**TASK OBJECTIVE**
Scan the records for lines with the string "Documents". Say how many there are, and add nothing.

**EXTRACTED ENTRIES**
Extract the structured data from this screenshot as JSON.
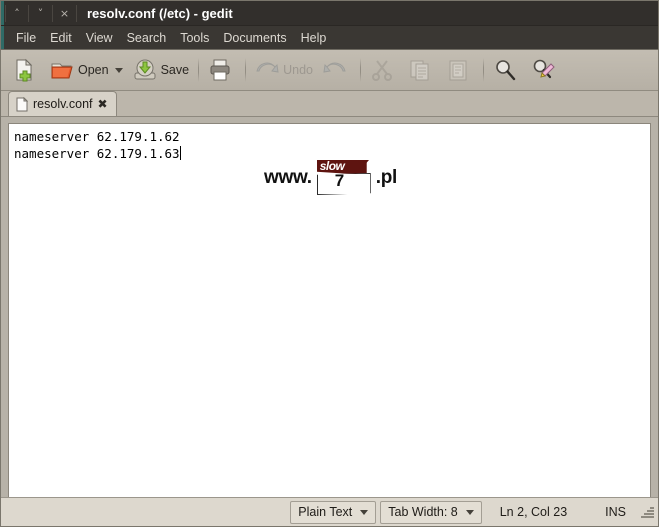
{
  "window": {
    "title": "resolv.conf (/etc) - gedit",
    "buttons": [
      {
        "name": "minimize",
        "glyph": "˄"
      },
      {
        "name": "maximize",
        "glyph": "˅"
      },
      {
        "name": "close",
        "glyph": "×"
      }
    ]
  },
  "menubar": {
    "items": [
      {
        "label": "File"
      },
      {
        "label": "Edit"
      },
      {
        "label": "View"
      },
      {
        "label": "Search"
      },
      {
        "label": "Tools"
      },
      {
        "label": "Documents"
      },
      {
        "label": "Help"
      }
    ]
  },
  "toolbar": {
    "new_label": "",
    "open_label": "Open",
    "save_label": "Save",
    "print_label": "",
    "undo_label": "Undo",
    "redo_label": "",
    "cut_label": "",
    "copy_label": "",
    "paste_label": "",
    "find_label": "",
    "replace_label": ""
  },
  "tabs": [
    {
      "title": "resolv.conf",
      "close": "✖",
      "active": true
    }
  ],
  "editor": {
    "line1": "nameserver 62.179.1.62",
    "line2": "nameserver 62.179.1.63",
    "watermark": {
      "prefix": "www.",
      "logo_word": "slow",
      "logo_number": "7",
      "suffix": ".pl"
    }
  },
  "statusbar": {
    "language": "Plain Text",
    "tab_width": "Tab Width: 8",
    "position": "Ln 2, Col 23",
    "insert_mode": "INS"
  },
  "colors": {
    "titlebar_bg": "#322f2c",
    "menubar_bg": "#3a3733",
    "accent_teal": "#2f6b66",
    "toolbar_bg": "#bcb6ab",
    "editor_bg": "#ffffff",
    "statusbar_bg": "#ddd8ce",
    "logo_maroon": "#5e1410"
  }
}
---
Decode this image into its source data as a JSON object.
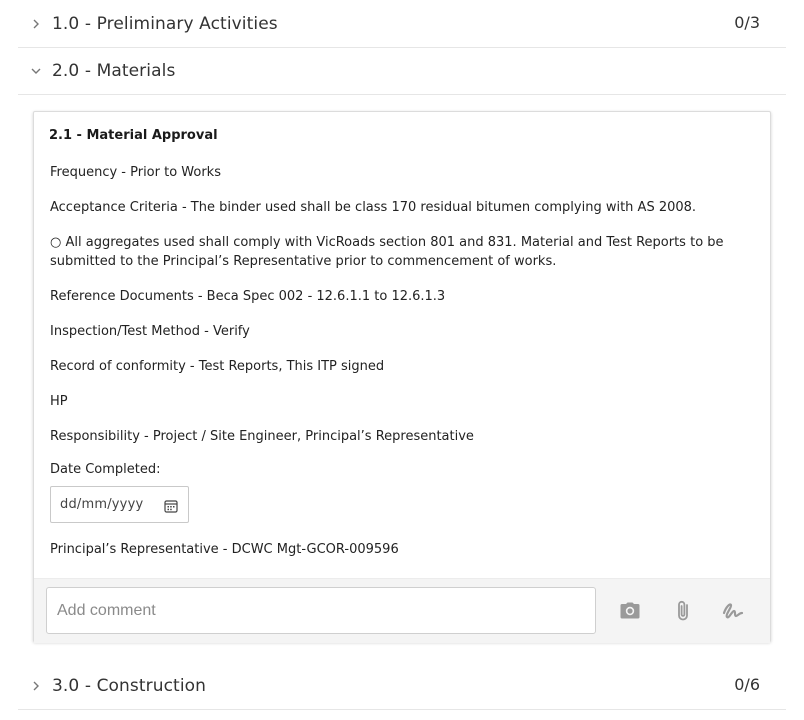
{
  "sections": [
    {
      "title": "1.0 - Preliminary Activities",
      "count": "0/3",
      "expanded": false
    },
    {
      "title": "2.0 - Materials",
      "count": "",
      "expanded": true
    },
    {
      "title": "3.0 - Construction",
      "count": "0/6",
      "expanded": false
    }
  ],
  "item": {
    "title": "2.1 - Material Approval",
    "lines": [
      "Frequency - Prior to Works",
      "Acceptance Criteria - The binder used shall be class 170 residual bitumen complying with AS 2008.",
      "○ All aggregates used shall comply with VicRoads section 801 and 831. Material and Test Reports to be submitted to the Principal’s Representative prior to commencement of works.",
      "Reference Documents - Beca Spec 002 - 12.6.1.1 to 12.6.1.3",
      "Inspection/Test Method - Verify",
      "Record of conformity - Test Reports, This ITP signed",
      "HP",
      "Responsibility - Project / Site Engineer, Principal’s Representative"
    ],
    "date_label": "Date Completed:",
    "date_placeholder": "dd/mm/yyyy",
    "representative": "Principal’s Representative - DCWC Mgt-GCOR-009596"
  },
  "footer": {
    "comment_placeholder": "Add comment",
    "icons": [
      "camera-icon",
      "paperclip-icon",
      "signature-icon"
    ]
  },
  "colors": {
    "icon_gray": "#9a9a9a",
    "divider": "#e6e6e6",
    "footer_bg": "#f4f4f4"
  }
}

**REPLY**
2